The word "recognition" appears in some lines of the listing below; report how many such lines there are, and nothing else.
>>>>
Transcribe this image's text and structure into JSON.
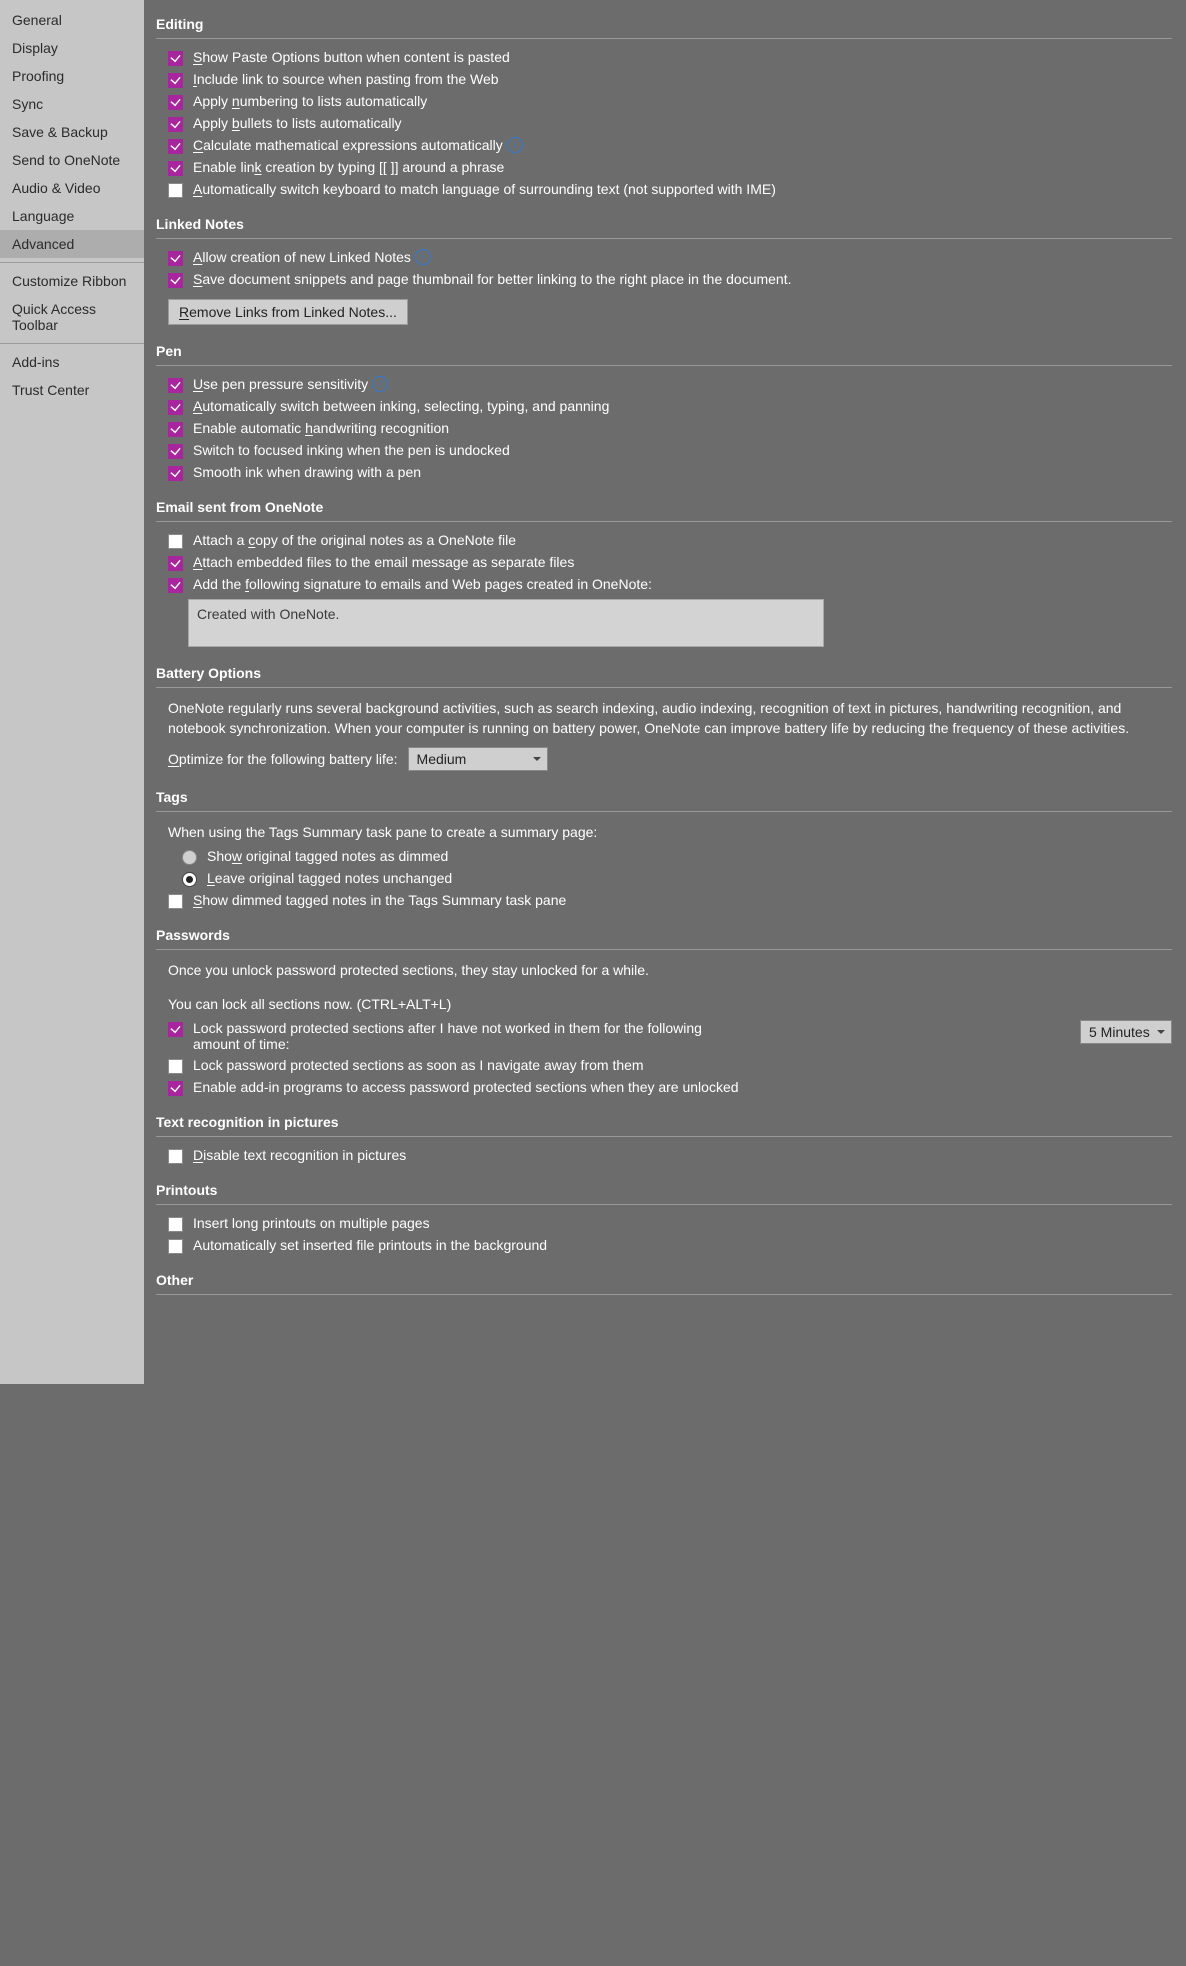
{
  "sidebar": {
    "items": [
      {
        "label": "General",
        "selected": false
      },
      {
        "label": "Display",
        "selected": false
      },
      {
        "label": "Proofing",
        "selected": false
      },
      {
        "label": "Sync",
        "selected": false
      },
      {
        "label": "Save & Backup",
        "selected": false
      },
      {
        "label": "Send to OneNote",
        "selected": false
      },
      {
        "label": "Audio & Video",
        "selected": false
      },
      {
        "label": "Language",
        "selected": false
      },
      {
        "label": "Advanced",
        "selected": true
      }
    ],
    "group2": [
      {
        "label": "Customize Ribbon"
      },
      {
        "label": "Quick Access Toolbar"
      }
    ],
    "group3": [
      {
        "label": "Add-ins"
      },
      {
        "label": "Trust Center"
      }
    ]
  },
  "sections": {
    "editing": {
      "title": "Editing",
      "opts": [
        {
          "checked": true,
          "pre": "S",
          "text": "how Paste Options button when content is pasted",
          "info": false
        },
        {
          "checked": true,
          "pre": "I",
          "text": "nclude link to source when pasting from the Web",
          "info": false
        },
        {
          "checked": true,
          "preText": "Apply ",
          "pre": "n",
          "text": "umbering to lists automatically",
          "info": false
        },
        {
          "checked": true,
          "preText": "Apply ",
          "pre": "b",
          "text": "ullets to lists automatically",
          "info": false
        },
        {
          "checked": true,
          "pre": "C",
          "text": "alculate mathematical expressions automatically",
          "info": true
        },
        {
          "checked": true,
          "preText": "Enable lin",
          "pre": "k",
          "text": " creation by typing [[  ]] around a phrase",
          "info": false
        },
        {
          "checked": false,
          "pre": "A",
          "text": "utomatically switch keyboard to match language of surrounding text (not supported with IME)",
          "info": false
        }
      ]
    },
    "linked": {
      "title": "Linked Notes",
      "opts": [
        {
          "checked": true,
          "pre": "A",
          "text": "llow creation of new Linked Notes",
          "info": true
        },
        {
          "checked": true,
          "pre": "S",
          "text": "ave document snippets and page thumbnail for better linking to the right place in the document.",
          "info": false
        }
      ],
      "button": {
        "pre": "R",
        "text": "emove Links from Linked Notes..."
      }
    },
    "pen": {
      "title": "Pen",
      "opts": [
        {
          "checked": true,
          "pre": "U",
          "text": "se pen pressure sensitivity",
          "info": true
        },
        {
          "checked": true,
          "pre": "A",
          "text": "utomatically switch between inking, selecting, typing, and panning",
          "info": false
        },
        {
          "checked": true,
          "preText": "Enable automatic ",
          "pre": "h",
          "text": "andwriting recognition",
          "info": false
        },
        {
          "checked": true,
          "preText": "Switch to focused inking when the pen is undocked",
          "noUnder": true,
          "info": false
        },
        {
          "checked": true,
          "preText": "Smooth ink when drawing with a pen",
          "noUnder": true,
          "info": false
        }
      ]
    },
    "email": {
      "title": "Email sent from OneNote",
      "opts": [
        {
          "checked": false,
          "preText": "Attach a ",
          "pre": "c",
          "text": "opy of the original notes as a OneNote file"
        },
        {
          "checked": true,
          "pre": "A",
          "text": "ttach embedded files to the email message as separate files"
        },
        {
          "checked": true,
          "preText": "Add the ",
          "pre": "f",
          "text": "ollowing signature to emails and Web pages created in OneNote:"
        }
      ],
      "signature": "Created with OneNote."
    },
    "battery": {
      "title": "Battery Options",
      "desc": "OneNote regularly runs several background activities, such as search indexing, audio indexing, recognition of text in pictures, handwriting recognition, and notebook synchronization. When your computer is running on battery power, OneNote can improve battery life by reducing the frequency of these activities.",
      "labelPre": "O",
      "labelText": "ptimize for the following battery life:",
      "value": "Medium"
    },
    "tags": {
      "title": "Tags",
      "desc": "When using the Tags Summary task pane to create a summary page:",
      "radios": [
        {
          "checked": false,
          "preText": "Sho",
          "pre": "w",
          "text": " original tagged notes as dimmed"
        },
        {
          "checked": true,
          "pre": "L",
          "text": "eave original tagged notes unchanged"
        }
      ],
      "check": {
        "checked": false,
        "pre": "S",
        "text": "how dimmed tagged notes in the Tags Summary task pane"
      }
    },
    "passwords": {
      "title": "Passwords",
      "desc1": "Once you unlock password protected sections, they stay unlocked for a while.",
      "desc2": "You can lock all sections now. (CTRL+ALT+L)",
      "opts": [
        {
          "checked": true,
          "preText": "Lock password protected sections after I have not worked in them for the following amount of time:",
          "noUnder": true,
          "hasSelect": true
        },
        {
          "checked": false,
          "preText": "Lock password protected sections as soon as I navigate away from them",
          "noUnder": true
        },
        {
          "checked": true,
          "preText": "Enable add-in programs to access password protected sections when they are unlocked",
          "noUnder": true
        }
      ],
      "lockValue": "5 Minutes"
    },
    "textrec": {
      "title": "Text recognition in pictures",
      "opts": [
        {
          "checked": false,
          "pre": "D",
          "text": "isable text recognition in pictures"
        }
      ]
    },
    "printouts": {
      "title": "Printouts",
      "opts": [
        {
          "checked": false,
          "preText": "Insert long printouts on multiple pages",
          "noUnder": true
        },
        {
          "checked": false,
          "preText": "Automatically set inserted file printouts in the background",
          "noUnder": true
        }
      ]
    },
    "other": {
      "title": "Other"
    }
  }
}
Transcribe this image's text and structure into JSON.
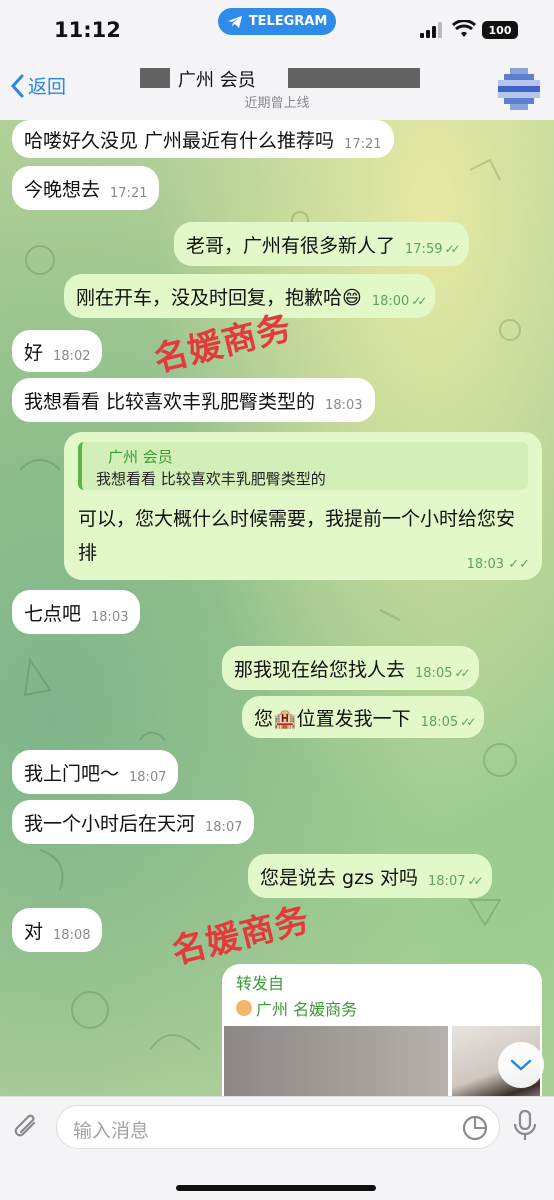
{
  "status_bar": {
    "time": "11:12",
    "app_pill": "TELEGRAM",
    "battery": "100"
  },
  "header": {
    "back_label": "返回",
    "title_fragment": "广州 会员 ",
    "subtitle": "近期曾上线"
  },
  "messages": [
    {
      "dir": "in",
      "text": "哈喽好久没见 广州最近有什么推荐吗",
      "time": "17:21"
    },
    {
      "dir": "in",
      "text": "今晚想去",
      "time": "17:21"
    },
    {
      "dir": "out",
      "text": "老哥，广州有很多新人了",
      "time": "17:59"
    },
    {
      "dir": "out",
      "text": "刚在开车，没及时回复，抱歉哈😄",
      "time": "18:00"
    },
    {
      "dir": "in",
      "text": "好",
      "time": "18:02"
    },
    {
      "dir": "in",
      "text": "我想看看 比较喜欢丰乳肥臀类型的",
      "time": "18:03"
    },
    {
      "dir": "in",
      "text": "七点吧",
      "time": "18:03"
    },
    {
      "dir": "out",
      "text": "那我现在给您找人去",
      "time": "18:05"
    },
    {
      "dir": "out",
      "text": "您🏨位置发我一下",
      "time": "18:05"
    },
    {
      "dir": "in",
      "text": "我上门吧～",
      "time": "18:07"
    },
    {
      "dir": "in",
      "text": "我一个小时后在天河",
      "time": "18:07"
    },
    {
      "dir": "out",
      "text": "您是说去 gzs 对吗",
      "time": "18:07"
    },
    {
      "dir": "in",
      "text": "对",
      "time": "18:08"
    }
  ],
  "reply_message": {
    "quote_name": "广州 会员",
    "quote_text": "我想看看 比较喜欢丰乳肥臀类型的",
    "body": "可以，您大概什么时候需要，我提前一个小时给您安排",
    "time": "18:03"
  },
  "watermark": "名媛商务",
  "forwarded": {
    "label": "转发自",
    "source": "广州 名媛商务"
  },
  "input": {
    "placeholder": "输入消息"
  },
  "colors": {
    "incoming_bubble": "#ffffff",
    "outgoing_bubble": "#e3f8c9",
    "accent_blue": "#2a86e0",
    "green_text": "#3d9a35",
    "watermark_red": "#e33b3b"
  },
  "icons": [
    "telegram-icon",
    "signal-icon",
    "wifi-icon",
    "back-chevron-icon",
    "attach-icon",
    "sticker-icon",
    "mic-icon",
    "chevron-down-icon"
  ]
}
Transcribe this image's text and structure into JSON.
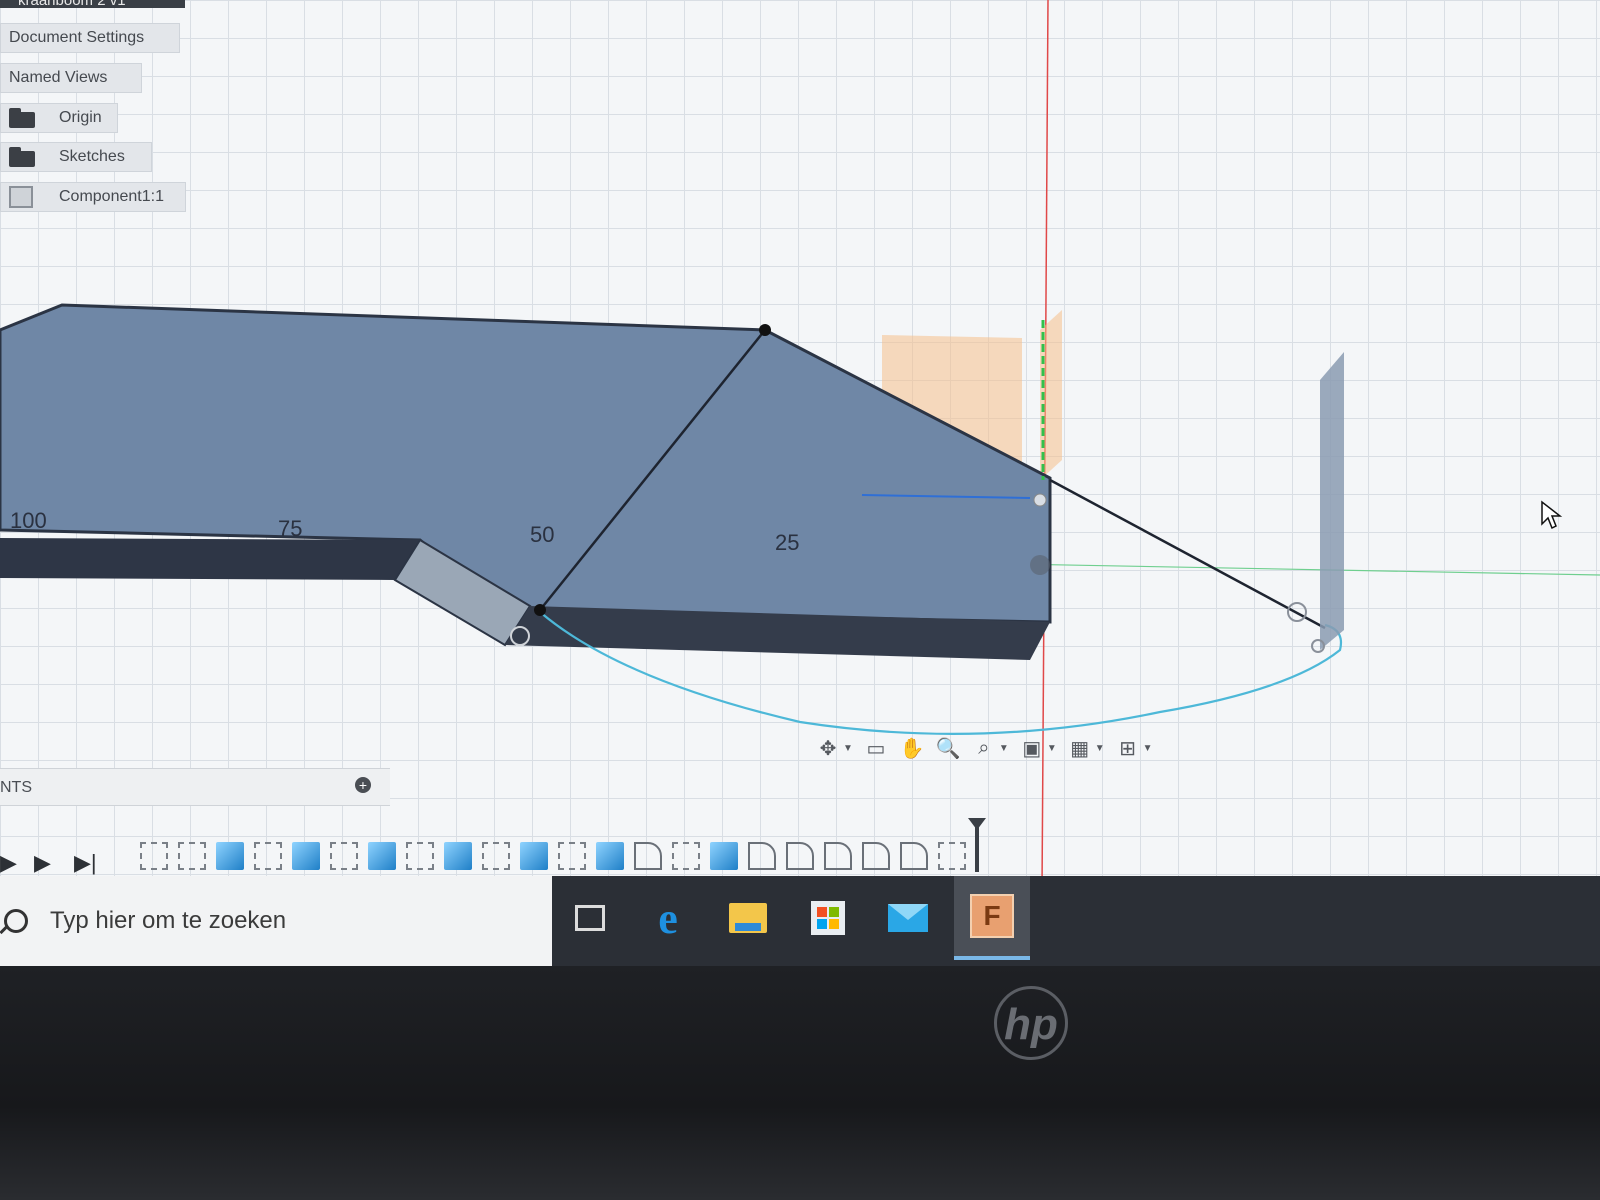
{
  "document": {
    "title": "kraanboom 2 v1"
  },
  "browser": {
    "items": [
      {
        "label": "Document Settings",
        "icon": "none"
      },
      {
        "label": "Named Views",
        "icon": "none"
      },
      {
        "label": "Origin",
        "icon": "folder-icon"
      },
      {
        "label": "Sketches",
        "icon": "folder-icon"
      },
      {
        "label": "Component1:1",
        "icon": "component-icon"
      }
    ]
  },
  "viewport": {
    "ruler_labels": [
      "100",
      "75",
      "50",
      "25"
    ],
    "colors": {
      "body_fill": "#6f87a6",
      "body_edge": "#2b3444",
      "sketch_arc": "#4db8d8",
      "y_axis": "#e04848",
      "x_axis": "#6fcf8f",
      "selection": "#f6c08a"
    }
  },
  "components_panel": {
    "label": "NTS"
  },
  "navbar": {
    "tools": [
      "orbit-icon",
      "look-at-icon",
      "pan-icon",
      "zoom-icon",
      "fit-icon",
      "display-settings-icon",
      "grid-icon",
      "viewports-icon"
    ]
  },
  "timeline": {
    "features": [
      "sketch",
      "sketch",
      "extrude",
      "sketch",
      "extrude",
      "sketch",
      "extrude",
      "sketch",
      "extrude",
      "sketch",
      "extrude",
      "sketch",
      "extrude",
      "fillet-corner",
      "sketch",
      "extrude",
      "fillet",
      "fillet",
      "fillet",
      "fillet",
      "fillet",
      "sketch"
    ]
  },
  "taskbar": {
    "search_placeholder": "Typ hier om te zoeken",
    "apps": [
      "task-view-icon",
      "edge-icon",
      "file-explorer-icon",
      "store-icon",
      "mail-icon",
      "fusion-icon"
    ],
    "fusion_letter": "F"
  },
  "laptop": {
    "brand": "hp"
  }
}
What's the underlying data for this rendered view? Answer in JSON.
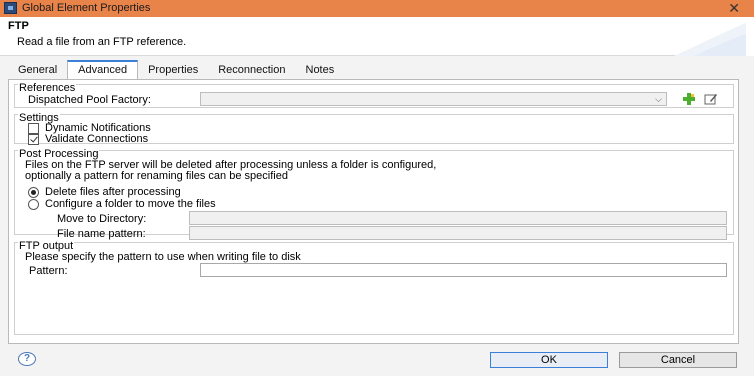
{
  "window": {
    "title": "Global Element Properties",
    "close_glyph": "✕"
  },
  "header": {
    "title": "FTP",
    "description": "Read a file from an FTP reference."
  },
  "tabs": [
    {
      "label": "General",
      "active": false
    },
    {
      "label": "Advanced",
      "active": true
    },
    {
      "label": "Properties",
      "active": false
    },
    {
      "label": "Reconnection",
      "active": false
    },
    {
      "label": "Notes",
      "active": false
    }
  ],
  "references": {
    "legend": "References",
    "pool_label": "Dispatched Pool Factory:",
    "pool_value": "",
    "add_icon": "add-green-plus-icon",
    "edit_icon": "edit-icon"
  },
  "settings": {
    "legend": "Settings",
    "dynamic_notifications": {
      "label": "Dynamic Notifications",
      "checked": false
    },
    "validate_connections": {
      "label": "Validate Connections",
      "checked": true
    }
  },
  "post_processing": {
    "legend": "Post Processing",
    "description_line1": "Files on the FTP server will be deleted after processing unless a folder is configured,",
    "description_line2": "optionally a pattern for renaming files can be specified",
    "delete_option": {
      "label": "Delete files after processing",
      "selected": true
    },
    "move_option": {
      "label": "Configure a folder to move the files",
      "selected": false
    },
    "move_dir_label": "Move to Directory:",
    "move_dir_value": "",
    "file_pattern_label": "File name pattern:",
    "file_pattern_value": ""
  },
  "ftp_output": {
    "legend": "FTP output",
    "description": "Please specify the pattern to use when writing file to disk",
    "pattern_label": "Pattern:",
    "pattern_value": ""
  },
  "footer": {
    "help_glyph": "?",
    "ok_label": "OK",
    "cancel_label": "Cancel"
  },
  "colors": {
    "titlebar": "#e8834a",
    "accent": "#3c7fd6",
    "dialog_bg": "#f3f3f3"
  }
}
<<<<
Solution for this problem: 4